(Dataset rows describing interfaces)
--
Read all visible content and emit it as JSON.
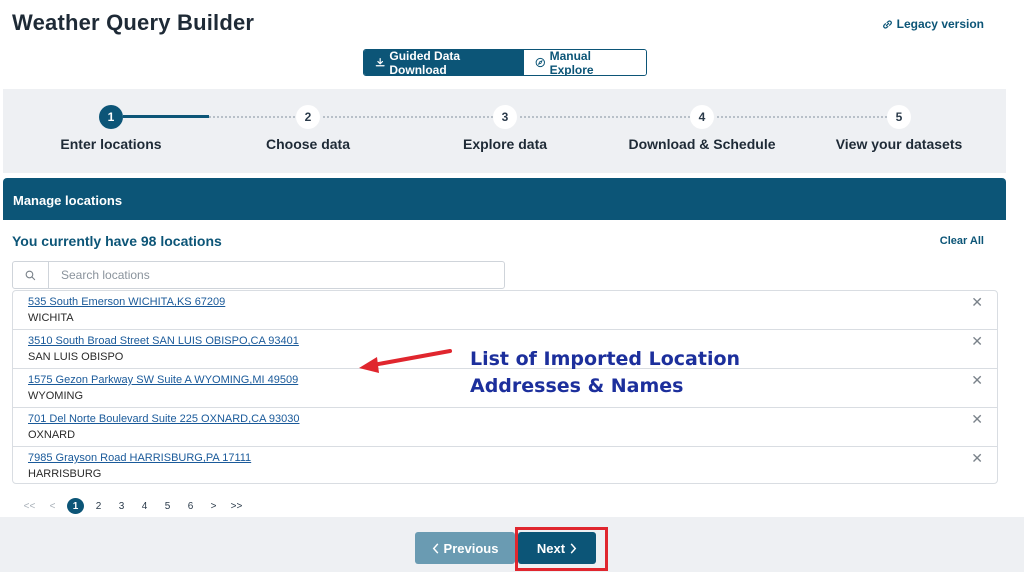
{
  "header": {
    "title": "Weather Query Builder",
    "legacy_link": "Legacy version"
  },
  "mode_toggle": {
    "guided_label": "Guided Data Download",
    "manual_label": "Manual Explore"
  },
  "stepper": {
    "steps": [
      {
        "number": "1",
        "label": "Enter locations"
      },
      {
        "number": "2",
        "label": "Choose data"
      },
      {
        "number": "3",
        "label": "Explore data"
      },
      {
        "number": "4",
        "label": "Download & Schedule"
      },
      {
        "number": "5",
        "label": "View your datasets"
      }
    ],
    "current_step": 1
  },
  "panel": {
    "title": "Manage locations",
    "count_text": "You currently have 98 locations",
    "clear_all": "Clear All",
    "search_placeholder": "Search locations"
  },
  "locations": [
    {
      "address": "535 South Emerson WICHITA,KS 67209",
      "name": "WICHITA"
    },
    {
      "address": "3510 South Broad Street SAN LUIS OBISPO,CA 93401",
      "name": "SAN LUIS OBISPO"
    },
    {
      "address": "1575 Gezon Parkway SW Suite A WYOMING,MI 49509",
      "name": "WYOMING"
    },
    {
      "address": "701 Del Norte Boulevard Suite 225 OXNARD,CA 93030",
      "name": "OXNARD"
    },
    {
      "address": "7985 Grayson Road HARRISBURG,PA 17111",
      "name": "HARRISBURG"
    }
  ],
  "annotation": {
    "line1": "List of Imported Location",
    "line2": "Addresses & Names",
    "color": "#1c2f9c",
    "arrow_color": "#e0262e"
  },
  "pagination": {
    "first": "<<",
    "prev": "<",
    "pages": [
      "1",
      "2",
      "3",
      "4",
      "5",
      "6"
    ],
    "current": "1",
    "next": ">",
    "last": ">>"
  },
  "footer": {
    "previous_label": "Previous",
    "next_label": "Next"
  },
  "colors": {
    "brand": "#0c5577",
    "highlight": "#e0262e",
    "link": "#1a5a9a"
  },
  "icons": {
    "legacy": "link-icon",
    "guided": "download-icon",
    "manual": "compass-icon",
    "search": "search-icon",
    "remove": "close-icon",
    "prev": "chevron-left-icon",
    "next": "chevron-right-icon"
  }
}
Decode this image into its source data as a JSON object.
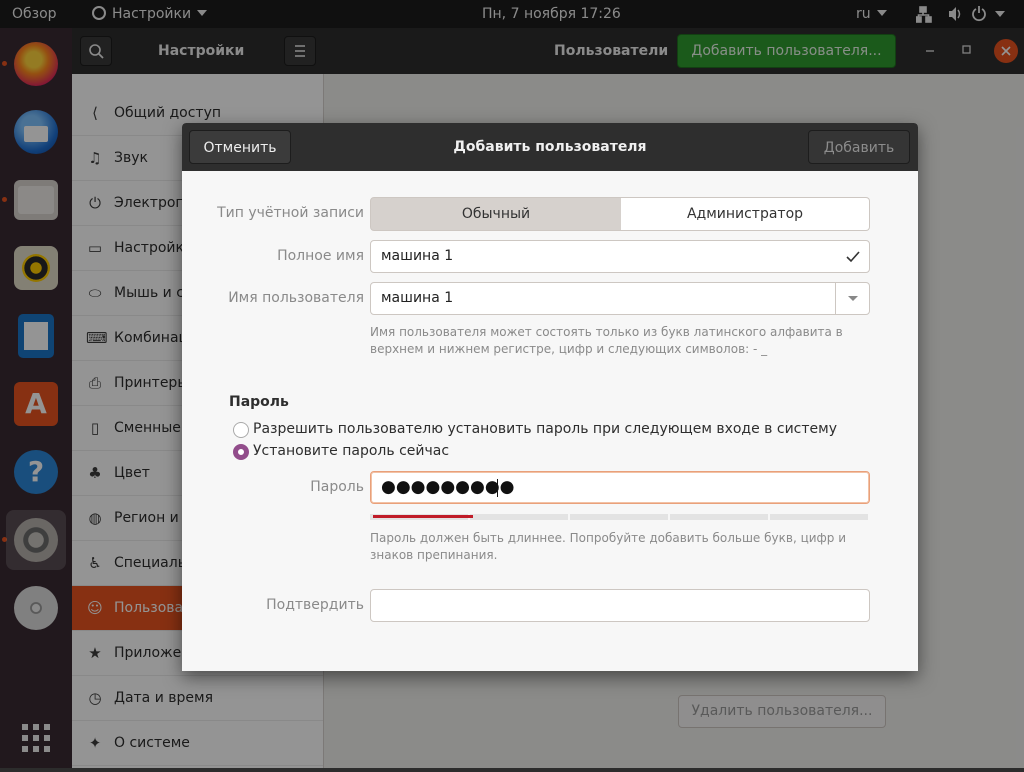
{
  "topbar": {
    "overview": "Обзор",
    "app_menu": "Настройки",
    "datetime": "Пн, 7 ноября  17:26",
    "lang": "ru"
  },
  "window": {
    "sidebar_title": "Настройки",
    "page_title": "Пользователи",
    "add_user_button": "Добавить пользователя...",
    "delete_user_button": "Удалить пользователя..."
  },
  "sidebar": {
    "items": [
      {
        "icon": "share-icon",
        "glyph": "⟨",
        "label": "Общий доступ"
      },
      {
        "icon": "music-note-icon",
        "glyph": "♫",
        "label": "Звук"
      },
      {
        "icon": "power-icon",
        "glyph": "⏻",
        "label": "Электропитание"
      },
      {
        "icon": "display-icon",
        "glyph": "▭",
        "label": "Настройки экрана"
      },
      {
        "icon": "mouse-icon",
        "glyph": "⬭",
        "label": "Мышь и сенсорная панель"
      },
      {
        "icon": "keyboard-icon",
        "glyph": "⌨",
        "label": "Комбинации клавиш"
      },
      {
        "icon": "printer-icon",
        "glyph": "⎙",
        "label": "Принтеры"
      },
      {
        "icon": "removable-media-icon",
        "glyph": "▯",
        "label": "Сменные носители"
      },
      {
        "icon": "color-icon",
        "glyph": "♣",
        "label": "Цвет"
      },
      {
        "icon": "globe-icon",
        "glyph": "◍",
        "label": "Регион и язык"
      },
      {
        "icon": "accessibility-icon",
        "glyph": "♿",
        "label": "Специальные возможности"
      },
      {
        "icon": "users-icon",
        "glyph": "☺",
        "label": "Пользователи"
      },
      {
        "icon": "star-icon",
        "glyph": "★",
        "label": "Приложения по умолчанию"
      },
      {
        "icon": "clock-icon",
        "glyph": "◷",
        "label": "Дата и время"
      },
      {
        "icon": "sparkle-icon",
        "glyph": "✦",
        "label": "О системе"
      }
    ]
  },
  "dialog": {
    "title": "Добавить пользователя",
    "cancel": "Отменить",
    "add": "Добавить",
    "account_type_label": "Тип учётной записи",
    "account_type_options": [
      "Обычный",
      "Администратор"
    ],
    "account_type_selected": "Обычный",
    "fullname_label": "Полное имя",
    "fullname_value": "машина 1",
    "username_label": "Имя пользователя",
    "username_value": "машина 1",
    "username_hint": "Имя пользователя может состоять только из букв латинского алфавита в верхнем и нижнем регистре, цифр и следующих символов: - _",
    "password_section": "Пароль",
    "radio_later": "Разрешить пользователю установить пароль при следующем входе в систему",
    "radio_now": "Установите пароль сейчас",
    "password_label": "Пароль",
    "password_value": "●●●●●●●●●",
    "password_strength": 0.2,
    "password_hint": "Пароль должен быть длиннее. Попробуйте добавить больше букв, цифр и знаков препинания.",
    "confirm_label": "Подтвердить",
    "confirm_value": ""
  },
  "colors": {
    "accent": "#e95420",
    "add_button_green": "#2f9c2f",
    "radio_purple": "#924d8b",
    "strength_red": "#c01c28"
  }
}
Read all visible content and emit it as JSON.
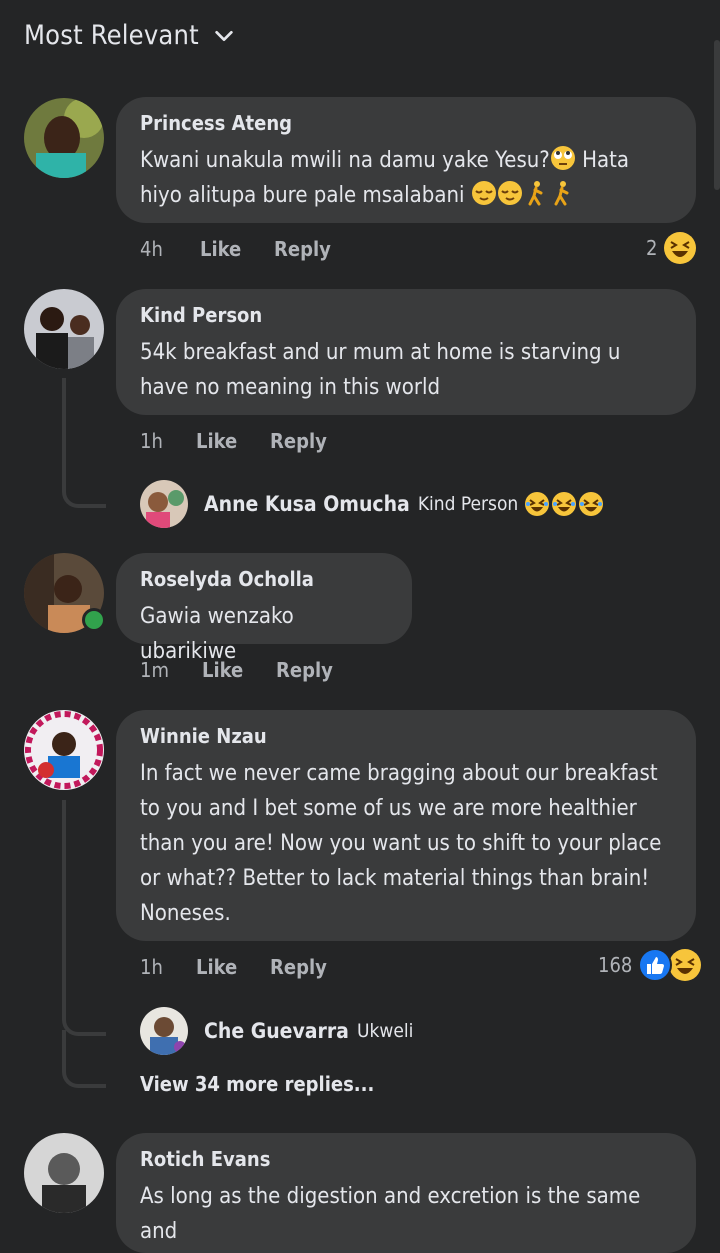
{
  "sort": {
    "label": "Most Relevant"
  },
  "comments": [
    {
      "author": "Princess Ateng",
      "text_parts": [
        "Kwani unakula mwili na damu yake Yesu?",
        " Hata hiyo alitupa bure pale msalabani "
      ],
      "time": "4h",
      "like": "Like",
      "reply": "Reply",
      "reaction_count": "2"
    },
    {
      "author": "Kind Person",
      "text": "54k breakfast and ur mum at home is starving u have no meaning in this world",
      "time": "1h",
      "like": "Like",
      "reply": "Reply",
      "replies": [
        {
          "author": "Anne Kusa Omucha",
          "text": "Kind Person"
        }
      ]
    },
    {
      "author": "Roselyda Ocholla",
      "text": "Gawia wenzako ubarikiwe",
      "time": "1m",
      "like": "Like",
      "reply": "Reply"
    },
    {
      "author": "Winnie Nzau",
      "text": "In fact we never came bragging about our breakfast to you and I bet some of us we are more healthier than you are! Now you want us to shift to your place or what?? Better to lack material things than brain! Noneses.",
      "time": "1h",
      "like": "Like",
      "reply": "Reply",
      "reaction_count": "168",
      "replies": [
        {
          "author": "Che Guevarra",
          "text": "Ukweli"
        }
      ],
      "more_replies": "View 34 more replies..."
    },
    {
      "author": "Rotich Evans",
      "text": "As long as the digestion and excretion is the same and"
    }
  ],
  "colors": {
    "background": "#242526",
    "bubble": "#3a3b3c",
    "like_blue": "#1877f2",
    "online": "#31a24c"
  }
}
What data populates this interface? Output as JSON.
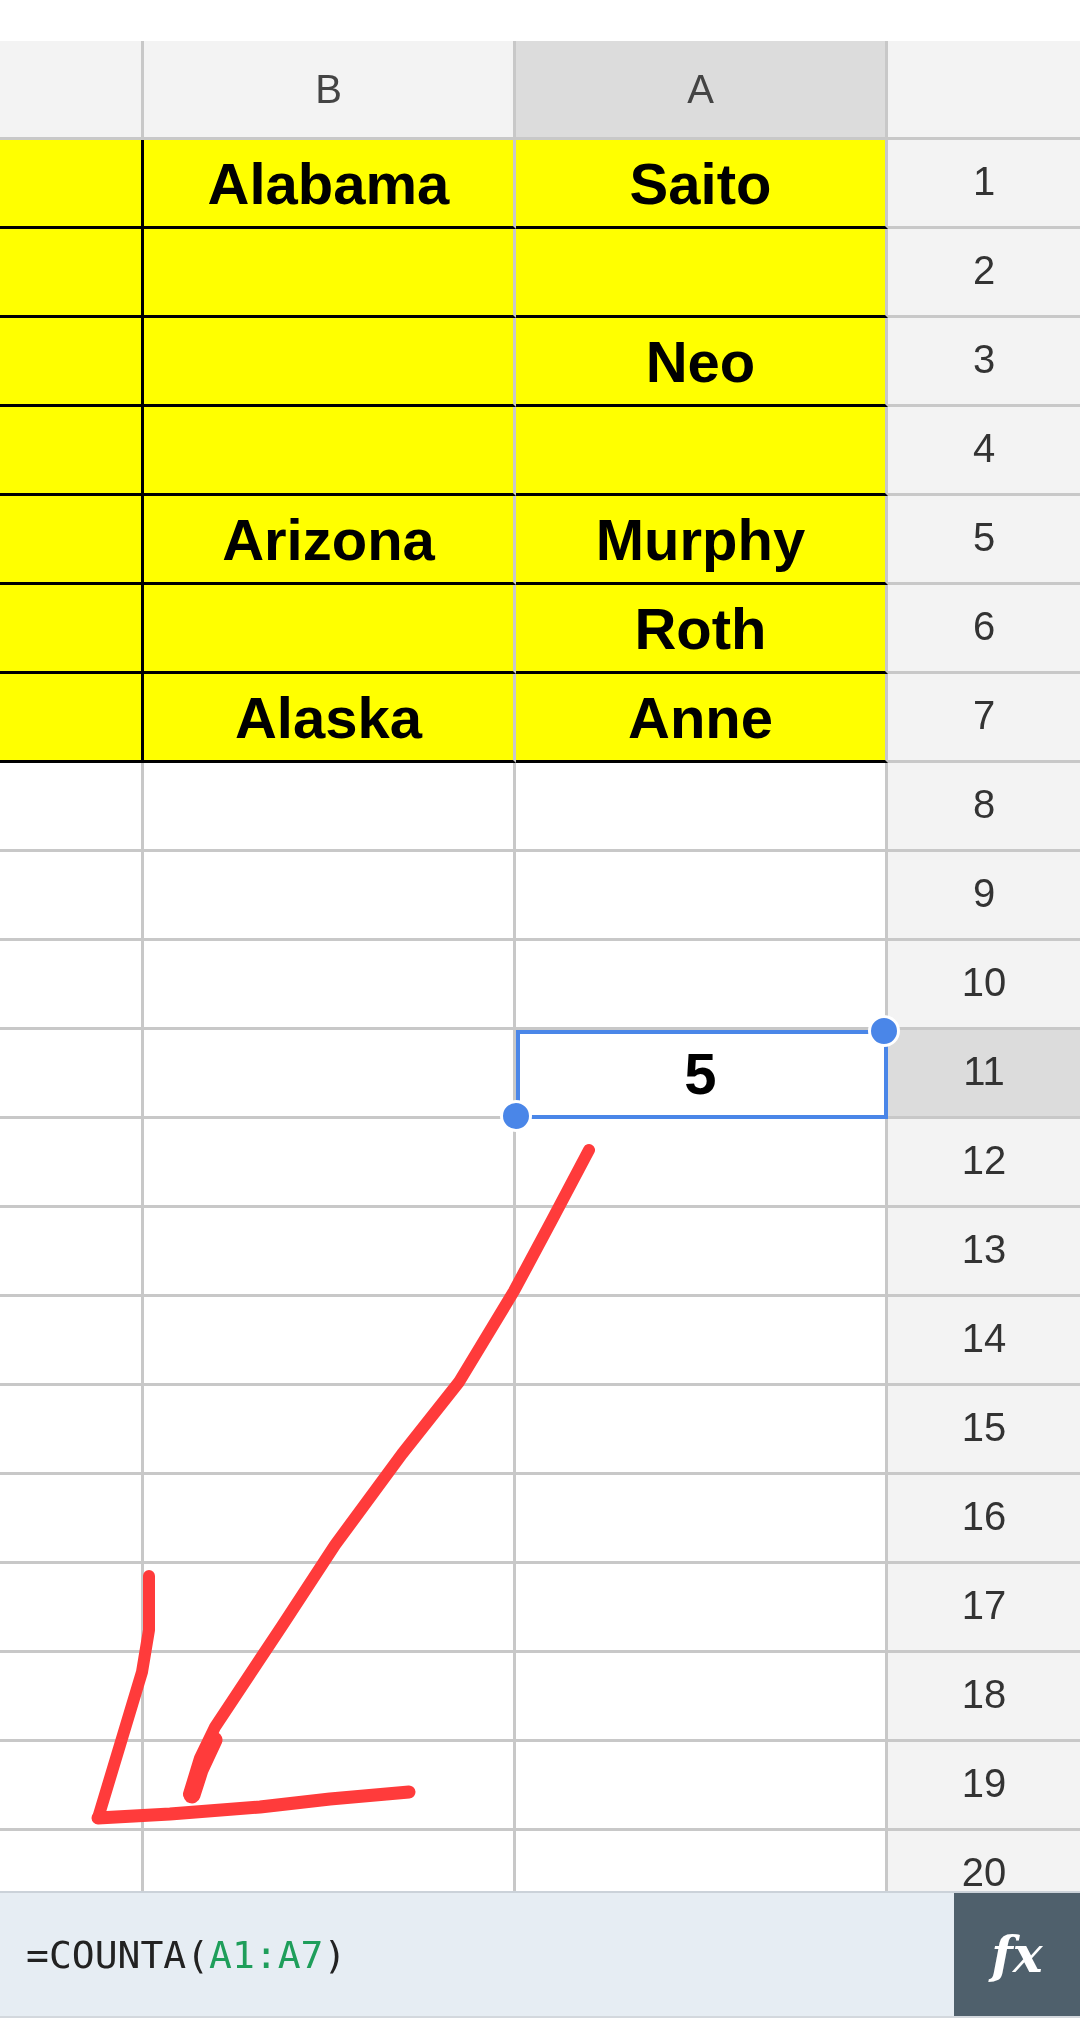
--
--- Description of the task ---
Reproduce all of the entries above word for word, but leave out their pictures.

--- Solution to this exercise ---
Read all visible content and emit it as JSON.
{
  "header": {
    "title": "Weather Query Builder",
    "legacy_link": "Legacy version"
  },
  "mode_toggle": {
    "guided_label": "Guided Data Download",
    "manual_label": "Manual Explore"
  },
  "stepper": {
    "steps": [
      {
        "number": "1",
        "label": "Enter locations"
      },
      {
        "number": "2",
        "label": "Choose data"
      },
      {
        "number": "3",
        "label": "Explore data"
      },
      {
        "number": "4",
        "label": "Download & Schedule"
      },
      {
        "number": "5",
        "label": "View your datasets"
      }
    ],
    "current_step": 1
  },
  "panel": {
    "title": "Manage locations",
    "count_text": "You currently have 98 locations",
    "clear_all": "Clear All",
    "search_placeholder": "Search locations"
  },
  "locations": [
    {
      "address": "535 South Emerson WICHITA,KS 67209",
      "name": "WICHITA"
    },
    {
      "address": "3510 South Broad Street SAN LUIS OBISPO,CA 93401",
      "name": "SAN LUIS OBISPO"
    },
    {
      "address": "1575 Gezon Parkway SW Suite A WYOMING,MI 49509",
      "name": "WYOMING"
    },
    {
      "address": "701 Del Norte Boulevard Suite 225 OXNARD,CA 93030",
      "name": "OXNARD"
    },
    {
      "address": "7985 Grayson Road HARRISBURG,PA 17111",
      "name": "HARRISBURG"
    }
  ],
  "annotation": {
    "line1": "List of Imported Location",
    "line2": "Addresses & Names",
    "color": "#1c2f9c",
    "arrow_color": "#e0262e"
  },
  "pagination": {
    "first": "<<",
    "prev": "<",
    "pages": [
      "1",
      "2",
      "3",
      "4",
      "5",
      "6"
    ],
    "current": "1",
    "next": ">",
    "last": ">>"
  },
  "footer": {
    "previous_label": "Previous",
    "next_label": "Next"
  },
  "colors": {
    "brand": "#0c5577",
    "highlight": "#e0262e",
    "link": "#1a5a9a"
  },
  "icons": {
    "legacy": "link-icon",
    "guided": "download-icon",
    "manual": "compass-icon",
    "search": "search-icon",
    "remove": "close-icon",
    "prev": "chevron-left-icon",
    "next": "chevron-right-icon"
  }
}
Decode this image into its source data as a JSON object.
{
  "topbar": {
    "overview": "Обзор",
    "app_menu": "Настройки",
    "datetime": "Пн, 7 ноября  17:26",
    "lang": "ru"
  },
  "window": {
    "sidebar_title": "Настройки",
    "page_title": "Пользователи",
    "add_user_button": "Добавить пользователя...",
    "delete_user_button": "Удалить пользователя..."
  },
  "sidebar": {
    "items": [
      {
        "icon": "share-icon",
        "glyph": "⟨",
        "label": "Общий доступ"
      },
      {
        "icon": "music-note-icon",
        "glyph": "♫",
        "label": "Звук"
      },
      {
        "icon": "power-icon",
        "glyph": "⏻",
        "label": "Электропитание"
      },
      {
        "icon": "display-icon",
        "glyph": "▭",
        "label": "Настройки экрана"
      },
      {
        "icon": "mouse-icon",
        "glyph": "⬭",
        "label": "Мышь и сенсорная панель"
      },
      {
        "icon": "keyboard-icon",
        "glyph": "⌨",
        "label": "Комбинации клавиш"
      },
      {
        "icon": "printer-icon",
        "glyph": "⎙",
        "label": "Принтеры"
      },
      {
        "icon": "removable-media-icon",
        "glyph": "▯",
        "label": "Сменные носители"
      },
      {
        "icon": "color-icon",
        "glyph": "♣",
        "label": "Цвет"
      },
      {
        "icon": "globe-icon",
        "glyph": "◍",
        "label": "Регион и язык"
      },
      {
        "icon": "accessibility-icon",
        "glyph": "♿",
        "label": "Специальные возможности"
      },
      {
        "icon": "users-icon",
        "glyph": "☺",
        "label": "Пользователи"
      },
      {
        "icon": "star-icon",
        "glyph": "★",
        "label": "Приложения по умолчанию"
      },
      {
        "icon": "clock-icon",
        "glyph": "◷",
        "label": "Дата и время"
      },
      {
        "icon": "sparkle-icon",
        "glyph": "✦",
        "label": "О системе"
      }
    ]
  },
  "dialog": {
    "title": "Добавить пользователя",
    "cancel": "Отменить",
    "add": "Добавить",
    "account_type_label": "Тип учётной записи",
    "account_type_options": [
      "Обычный",
      "Администратор"
    ],
    "account_type_selected": "Обычный",
    "fullname_label": "Полное имя",
    "fullname_value": "машина 1",
    "username_label": "Имя пользователя",
    "username_value": "машина 1",
    "username_hint": "Имя пользователя может состоять только из букв латинского алфавита в верхнем и нижнем регистре, цифр и следующих символов: - _",
    "password_section": "Пароль",
    "radio_later": "Разрешить пользователю установить пароль при следующем входе в систему",
    "radio_now": "Установите пароль сейчас",
    "password_label": "Пароль",
    "password_value": "●●●●●●●●●",
    "password_strength": 0.2,
    "password_hint": "Пароль должен быть длиннее. Попробуйте добавить больше букв, цифр и знаков препинания.",
    "confirm_label": "Подтвердить",
    "confirm_value": ""
  },
  "colors": {
    "accent": "#e95420",
    "add_button_green": "#2f9c2f",
    "radio_purple": "#924d8b",
    "strength_red": "#c01c28"
  }
}
Read all visible content and emit it as JSON.
{
  "sort": {
    "label": "Most Relevant"
  },
  "comments": [
    {
      "author": "Princess Ateng",
      "text_parts": [
        "Kwani unakula mwili na damu yake Yesu?",
        " Hata hiyo alitupa bure pale msalabani "
      ],
      "time": "4h",
      "like": "Like",
      "reply": "Reply",
      "reaction_count": "2"
    },
    {
      "author": "Kind Person",
      "text": "54k breakfast and ur mum at home is starving u have no meaning in this world",
      "time": "1h",
      "like": "Like",
      "reply": "Reply",
      "replies": [
        {
          "author": "Anne Kusa Omucha",
          "text": "Kind Person"
        }
      ]
    },
    {
      "author": "Roselyda Ocholla",
      "text": "Gawia wenzako ubarikiwe",
      "time": "1m",
      "like": "Like",
      "reply": "Reply"
    },
    {
      "author": "Winnie Nzau",
      "text": "In fact we never came bragging about our breakfast to you and I bet some of us we are more healthier than you are! Now you want us to shift to your place or what?? Better to lack material things than brain! Noneses.",
      "time": "1h",
      "like": "Like",
      "reply": "Reply",
      "reaction_count": "168",
      "replies": [
        {
          "author": "Che Guevarra",
          "text": "Ukweli"
        }
      ],
      "more_replies": "View 34 more replies..."
    },
    {
      "author": "Rotich Evans",
      "text": "As long as the digestion and excretion is the same and"
    }
  ],
  "colors": {
    "background": "#242526",
    "bubble": "#3a3b3c",
    "like_blue": "#1877f2",
    "online": "#31a24c"
  }
}
What data populates this interface? Output as JSON.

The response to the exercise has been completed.